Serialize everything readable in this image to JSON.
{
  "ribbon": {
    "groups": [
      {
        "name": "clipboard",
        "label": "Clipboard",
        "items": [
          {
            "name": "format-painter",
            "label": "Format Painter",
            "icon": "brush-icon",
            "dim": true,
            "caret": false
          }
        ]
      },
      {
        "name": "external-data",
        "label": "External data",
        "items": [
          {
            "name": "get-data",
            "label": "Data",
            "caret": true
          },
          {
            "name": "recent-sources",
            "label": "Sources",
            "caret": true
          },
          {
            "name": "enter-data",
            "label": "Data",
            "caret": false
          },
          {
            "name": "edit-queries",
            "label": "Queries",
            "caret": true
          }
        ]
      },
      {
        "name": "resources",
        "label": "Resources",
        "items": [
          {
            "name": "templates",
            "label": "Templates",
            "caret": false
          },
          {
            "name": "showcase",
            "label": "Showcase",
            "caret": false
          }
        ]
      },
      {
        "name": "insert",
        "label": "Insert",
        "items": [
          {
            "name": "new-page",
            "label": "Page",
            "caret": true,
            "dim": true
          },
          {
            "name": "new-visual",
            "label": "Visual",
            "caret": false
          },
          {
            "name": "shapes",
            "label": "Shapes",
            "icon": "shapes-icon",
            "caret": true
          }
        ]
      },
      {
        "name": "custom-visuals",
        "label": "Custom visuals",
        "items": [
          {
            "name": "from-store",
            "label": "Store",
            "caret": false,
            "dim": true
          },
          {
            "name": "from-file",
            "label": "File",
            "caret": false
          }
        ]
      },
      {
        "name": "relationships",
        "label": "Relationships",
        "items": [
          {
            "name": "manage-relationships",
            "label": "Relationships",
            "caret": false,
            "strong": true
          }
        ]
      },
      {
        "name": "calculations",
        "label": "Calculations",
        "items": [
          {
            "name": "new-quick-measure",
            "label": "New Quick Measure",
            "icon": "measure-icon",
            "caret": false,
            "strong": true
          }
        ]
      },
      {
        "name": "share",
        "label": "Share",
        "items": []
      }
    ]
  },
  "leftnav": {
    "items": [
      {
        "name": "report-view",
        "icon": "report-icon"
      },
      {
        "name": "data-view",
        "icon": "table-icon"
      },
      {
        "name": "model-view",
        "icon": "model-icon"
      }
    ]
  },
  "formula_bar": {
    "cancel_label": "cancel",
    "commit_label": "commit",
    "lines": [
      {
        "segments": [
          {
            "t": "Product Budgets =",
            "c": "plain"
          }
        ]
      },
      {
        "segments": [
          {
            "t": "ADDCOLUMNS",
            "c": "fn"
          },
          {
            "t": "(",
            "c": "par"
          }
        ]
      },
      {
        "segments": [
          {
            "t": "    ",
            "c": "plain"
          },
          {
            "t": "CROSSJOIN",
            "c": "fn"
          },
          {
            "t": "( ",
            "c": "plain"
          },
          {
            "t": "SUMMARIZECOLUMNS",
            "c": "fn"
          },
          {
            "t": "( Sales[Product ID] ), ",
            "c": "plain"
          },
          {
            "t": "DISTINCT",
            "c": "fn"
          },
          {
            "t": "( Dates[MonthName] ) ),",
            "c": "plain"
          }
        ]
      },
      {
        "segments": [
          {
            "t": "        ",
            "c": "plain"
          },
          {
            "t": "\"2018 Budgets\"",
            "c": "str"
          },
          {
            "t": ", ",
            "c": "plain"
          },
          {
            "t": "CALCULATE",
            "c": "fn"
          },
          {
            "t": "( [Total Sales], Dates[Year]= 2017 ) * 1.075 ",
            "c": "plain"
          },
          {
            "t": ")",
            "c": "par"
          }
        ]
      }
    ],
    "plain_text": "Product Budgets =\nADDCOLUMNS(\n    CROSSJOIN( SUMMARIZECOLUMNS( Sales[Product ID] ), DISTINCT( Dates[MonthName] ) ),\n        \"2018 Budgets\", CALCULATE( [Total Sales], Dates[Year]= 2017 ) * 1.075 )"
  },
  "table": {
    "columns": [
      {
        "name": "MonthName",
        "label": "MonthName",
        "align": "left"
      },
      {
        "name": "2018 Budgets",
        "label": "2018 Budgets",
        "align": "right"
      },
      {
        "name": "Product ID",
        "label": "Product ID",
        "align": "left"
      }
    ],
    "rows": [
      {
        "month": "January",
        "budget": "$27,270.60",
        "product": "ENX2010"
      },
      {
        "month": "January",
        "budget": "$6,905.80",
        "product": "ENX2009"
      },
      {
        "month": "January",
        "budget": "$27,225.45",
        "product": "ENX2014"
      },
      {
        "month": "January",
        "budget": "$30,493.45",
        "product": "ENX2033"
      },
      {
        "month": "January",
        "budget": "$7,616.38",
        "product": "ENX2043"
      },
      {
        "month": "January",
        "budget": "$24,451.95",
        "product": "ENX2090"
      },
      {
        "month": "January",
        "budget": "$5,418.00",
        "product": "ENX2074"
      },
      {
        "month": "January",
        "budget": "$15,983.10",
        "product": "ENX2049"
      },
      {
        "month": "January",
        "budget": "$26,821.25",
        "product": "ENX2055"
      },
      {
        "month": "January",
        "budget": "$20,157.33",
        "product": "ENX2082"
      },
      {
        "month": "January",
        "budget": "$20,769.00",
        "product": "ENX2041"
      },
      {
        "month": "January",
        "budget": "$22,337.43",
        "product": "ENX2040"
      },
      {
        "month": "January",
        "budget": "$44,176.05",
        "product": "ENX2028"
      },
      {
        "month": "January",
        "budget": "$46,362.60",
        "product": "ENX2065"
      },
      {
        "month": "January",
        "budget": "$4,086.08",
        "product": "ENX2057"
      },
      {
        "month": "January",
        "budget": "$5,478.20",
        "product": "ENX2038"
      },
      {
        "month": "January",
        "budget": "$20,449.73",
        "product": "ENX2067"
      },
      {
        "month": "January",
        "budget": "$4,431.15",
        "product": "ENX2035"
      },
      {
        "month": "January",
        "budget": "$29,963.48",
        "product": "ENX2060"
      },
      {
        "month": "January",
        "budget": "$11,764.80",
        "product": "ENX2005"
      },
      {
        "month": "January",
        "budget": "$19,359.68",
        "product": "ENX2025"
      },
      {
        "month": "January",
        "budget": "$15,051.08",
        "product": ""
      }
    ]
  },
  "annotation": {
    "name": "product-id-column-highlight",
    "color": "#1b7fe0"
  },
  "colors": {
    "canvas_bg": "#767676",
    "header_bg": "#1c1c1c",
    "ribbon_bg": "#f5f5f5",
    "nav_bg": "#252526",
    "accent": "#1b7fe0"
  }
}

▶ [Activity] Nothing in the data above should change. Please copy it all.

▶ [Solution to this exercise]
Serialize everything readable in this image to JSON.
{
  "ribbon": {
    "groups": [
      {
        "name": "clipboard",
        "label": "Clipboard",
        "items": [
          {
            "name": "format-painter",
            "label": "Format Painter",
            "icon": "brush-icon",
            "dim": true,
            "caret": false
          }
        ]
      },
      {
        "name": "external-data",
        "label": "External data",
        "items": [
          {
            "name": "get-data",
            "label": "Data",
            "caret": true
          },
          {
            "name": "recent-sources",
            "label": "Sources",
            "caret": true
          },
          {
            "name": "enter-data",
            "label": "Data",
            "caret": false
          },
          {
            "name": "edit-queries",
            "label": "Queries",
            "caret": true
          }
        ]
      },
      {
        "name": "resources",
        "label": "Resources",
        "items": [
          {
            "name": "templates",
            "label": "Templates",
            "caret": false
          },
          {
            "name": "showcase",
            "label": "Showcase",
            "caret": false
          }
        ]
      },
      {
        "name": "insert",
        "label": "Insert",
        "items": [
          {
            "name": "new-page",
            "label": "Page",
            "caret": true,
            "dim": true
          },
          {
            "name": "new-visual",
            "label": "Visual",
            "caret": false
          },
          {
            "name": "shapes",
            "label": "Shapes",
            "icon": "shapes-icon",
            "caret": true
          }
        ]
      },
      {
        "name": "custom-visuals",
        "label": "Custom visuals",
        "items": [
          {
            "name": "from-store",
            "label": "Store",
            "caret": false,
            "dim": true
          },
          {
            "name": "from-file",
            "label": "File",
            "caret": false
          }
        ]
      },
      {
        "name": "relationships",
        "label": "Relationships",
        "items": [
          {
            "name": "manage-relationships",
            "label": "Relationships",
            "caret": false,
            "strong": true
          }
        ]
      },
      {
        "name": "calculations",
        "label": "Calculations",
        "items": [
          {
            "name": "new-quick-measure",
            "label": "New Quick Measure",
            "icon": "measure-icon",
            "caret": false,
            "strong": true
          }
        ]
      },
      {
        "name": "share",
        "label": "Share",
        "items": []
      }
    ]
  },
  "leftnav": {
    "items": [
      {
        "name": "report-view",
        "icon": "report-icon"
      },
      {
        "name": "data-view",
        "icon": "table-icon"
      },
      {
        "name": "model-view",
        "icon": "model-icon"
      }
    ]
  },
  "formula_bar": {
    "cancel_label": "cancel",
    "commit_label": "commit",
    "lines": [
      {
        "segments": [
          {
            "t": "Product Budgets =",
            "c": "plain"
          }
        ]
      },
      {
        "segments": [
          {
            "t": "ADDCOLUMNS",
            "c": "fn"
          },
          {
            "t": "(",
            "c": "par"
          }
        ]
      },
      {
        "segments": [
          {
            "t": "    ",
            "c": "plain"
          },
          {
            "t": "CROSSJOIN",
            "c": "fn"
          },
          {
            "t": "( ",
            "c": "plain"
          },
          {
            "t": "SUMMARIZECOLUMNS",
            "c": "fn"
          },
          {
            "t": "( Sales[Product ID] ), ",
            "c": "plain"
          },
          {
            "t": "DISTINCT",
            "c": "fn"
          },
          {
            "t": "( Dates[MonthName] ) ),",
            "c": "plain"
          }
        ]
      },
      {
        "segments": [
          {
            "t": "        ",
            "c": "plain"
          },
          {
            "t": "\"2018 Budgets\"",
            "c": "str"
          },
          {
            "t": ", ",
            "c": "plain"
          },
          {
            "t": "CALCULATE",
            "c": "fn"
          },
          {
            "t": "( [Total Sales], Dates[Year]= 2017 ) * 1.075 ",
            "c": "plain"
          },
          {
            "t": ")",
            "c": "par"
          }
        ]
      }
    ],
    "plain_text": "Product Budgets =\nADDCOLUMNS(\n    CROSSJOIN( SUMMARIZECOLUMNS( Sales[Product ID] ), DISTINCT( Dates[MonthName] ) ),\n        \"2018 Budgets\", CALCULATE( [Total Sales], Dates[Year]= 2017 ) * 1.075 )"
  },
  "table": {
    "columns": [
      {
        "name": "MonthName",
        "label": "MonthName",
        "align": "left"
      },
      {
        "name": "2018 Budgets",
        "label": "2018 Budgets",
        "align": "right"
      },
      {
        "name": "Product ID",
        "label": "Product ID",
        "align": "left"
      }
    ],
    "rows": [
      {
        "month": "January",
        "budget": "$27,270.60",
        "product": "ENX2010"
      },
      {
        "month": "January",
        "budget": "$6,905.80",
        "product": "ENX2009"
      },
      {
        "month": "January",
        "budget": "$27,225.45",
        "product": "ENX2014"
      },
      {
        "month": "January",
        "budget": "$30,493.45",
        "product": "ENX2033"
      },
      {
        "month": "January",
        "budget": "$7,616.38",
        "product": "ENX2043"
      },
      {
        "month": "January",
        "budget": "$24,451.95",
        "product": "ENX2090"
      },
      {
        "month": "January",
        "budget": "$5,418.00",
        "product": "ENX2074"
      },
      {
        "month": "January",
        "budget": "$15,983.10",
        "product": "ENX2049"
      },
      {
        "month": "January",
        "budget": "$26,821.25",
        "product": "ENX2055"
      },
      {
        "month": "January",
        "budget": "$20,157.33",
        "product": "ENX2082"
      },
      {
        "month": "January",
        "budget": "$20,769.00",
        "product": "ENX2041"
      },
      {
        "month": "January",
        "budget": "$22,337.43",
        "product": "ENX2040"
      },
      {
        "month": "January",
        "budget": "$44,176.05",
        "product": "ENX2028"
      },
      {
        "month": "January",
        "budget": "$46,362.60",
        "product": "ENX2065"
      },
      {
        "month": "January",
        "budget": "$4,086.08",
        "product": "ENX2057"
      },
      {
        "month": "January",
        "budget": "$5,478.20",
        "product": "ENX2038"
      },
      {
        "month": "January",
        "budget": "$20,449.73",
        "product": "ENX2067"
      },
      {
        "month": "January",
        "budget": "$4,431.15",
        "product": "ENX2035"
      },
      {
        "month": "January",
        "budget": "$29,963.48",
        "product": "ENX2060"
      },
      {
        "month": "January",
        "budget": "$11,764.80",
        "product": "ENX2005"
      },
      {
        "month": "January",
        "budget": "$19,359.68",
        "product": "ENX2025"
      },
      {
        "month": "January",
        "budget": "$15,051.08",
        "product": ""
      }
    ]
  },
  "annotation": {
    "name": "product-id-column-highlight",
    "color": "#1b7fe0"
  },
  "colors": {
    "canvas_bg": "#767676",
    "header_bg": "#1c1c1c",
    "ribbon_bg": "#f5f5f5",
    "nav_bg": "#252526",
    "accent": "#1b7fe0"
  }
}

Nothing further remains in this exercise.